My personal Pagoda to find my true noble value and rescue in. But off course, this could also be whatever building or small or little creation one follow’s trough, it’s all in my mind
Here is a pic from Lokuttara Vihara (Norway), and a Stupa in the making. A project that takes it’s time, and that’s fine by me
Of course I don’t mind small places. Symbolism has its place after all. But it’s a slippery slope nonetheless and the projects need strong oversight so that it doesn’t turn into a material fetish.
I find myself being same size in whatever kind of constructions.
“symbols” has become a skillful mean in the practice I have developed walking and stumbling. Maybe less of self, produce a state of mind and being, where there is "movement " - not many movements, but actually one single move in right direction
Thanks for the replies.
I just want to share an experience I had at a goenka retreat. On the 8th day of the retreat I developed tension and a bit or pain in the back of my neck. It was really intense like my neck was going to snap. It only happends when I do Vipassana. When I do straight anapana it doesn’t happen. Even when I am totally relaxed it still happens when I start scanning. I tried yesterday and it happened again.
I wish I would have learned a bit more about where the technique came from and why they interpret the satipatthana the way they do.
I had a similar issue with pain, on my back muscles. The instructor was kind and told me to change posture if too bad, etc.
However he suggested I tried investigating further. I remember I managed to break down the experience into physical pain and mental pain.
The physical pain I then managed to break down into tension, warmth and rigidity. I could see with my mind the specific muscle tense, warming up and occasionally hardening almost like knotting.
The mental pain I was able to see as linked to the aversion to those aspects of the physical experience. Curiously enough, it went away once I started getting really curious and interested about investigating further the many aspects of the physical pain I was becoming aware to.

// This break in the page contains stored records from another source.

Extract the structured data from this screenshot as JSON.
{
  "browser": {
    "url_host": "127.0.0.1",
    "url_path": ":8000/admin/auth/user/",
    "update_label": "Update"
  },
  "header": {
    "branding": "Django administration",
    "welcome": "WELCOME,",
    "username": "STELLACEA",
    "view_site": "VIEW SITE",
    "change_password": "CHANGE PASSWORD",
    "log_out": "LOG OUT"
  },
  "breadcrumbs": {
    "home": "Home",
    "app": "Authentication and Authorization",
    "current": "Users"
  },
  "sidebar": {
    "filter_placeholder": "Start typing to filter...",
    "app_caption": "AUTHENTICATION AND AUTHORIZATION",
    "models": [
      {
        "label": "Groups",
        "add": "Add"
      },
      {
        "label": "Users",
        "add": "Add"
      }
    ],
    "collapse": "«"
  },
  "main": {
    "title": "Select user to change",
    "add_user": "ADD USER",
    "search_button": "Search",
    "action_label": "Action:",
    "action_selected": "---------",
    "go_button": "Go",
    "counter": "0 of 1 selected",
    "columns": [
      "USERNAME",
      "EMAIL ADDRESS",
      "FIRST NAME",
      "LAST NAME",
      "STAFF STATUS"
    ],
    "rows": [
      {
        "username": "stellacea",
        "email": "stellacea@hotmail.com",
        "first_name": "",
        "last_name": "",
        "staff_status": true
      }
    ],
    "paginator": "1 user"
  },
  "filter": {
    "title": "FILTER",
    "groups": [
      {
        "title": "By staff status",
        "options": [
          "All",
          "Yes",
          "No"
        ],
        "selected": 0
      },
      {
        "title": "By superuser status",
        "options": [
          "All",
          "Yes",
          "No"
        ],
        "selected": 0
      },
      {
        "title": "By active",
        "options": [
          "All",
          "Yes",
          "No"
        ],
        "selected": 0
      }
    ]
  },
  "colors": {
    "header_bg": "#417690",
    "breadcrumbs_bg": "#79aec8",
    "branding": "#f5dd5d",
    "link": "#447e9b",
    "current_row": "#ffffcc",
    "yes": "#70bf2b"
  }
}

I understand that to many of those doing Vipassana under that model this is how things should be working.
While I appreciate the value of having that investigative approach to the inevitable suffering linked to impermanence in our experience of a mind and body I now understand from EBTs that the real breakthrough only occurs in context of right immersion and stillness, right samadhi.
And, as per suttas like AN10.2 / AN11.2 , the sort of stilness that generates liberating insight is eventuated in a very different sort of causal chain, rooted in things like virtue-originated peace of heart, gladness and joy, etc. In other words, jhanas and even subtler levels of stillness
I am not sure Goenka Vipassana system acknowledges that, even in the more advanced sort of retreats and instructions.
Has anyone been exposed to the instructions given in the other longer retreats, only open to recurring attendants of the 10-days ones?
I just want to +1 this amazing text. It was very helpful to me just in general to understand the apparent gulf in how the first tetrad of the anapanasati sutta is understood by different individuals (e.g. the Bodhi and Sujato translations here on SC seem to have different takes mostly matching the debate covered in the essay).
The essay really helps to understand this “special” feature of the Goenka method (focusing on the whole body, not just the breath) as well as it’s relationship to varying historical understandings of what the anapanasati tretrads are supposed to refer to. Analayo is an amazingly clear and useful writer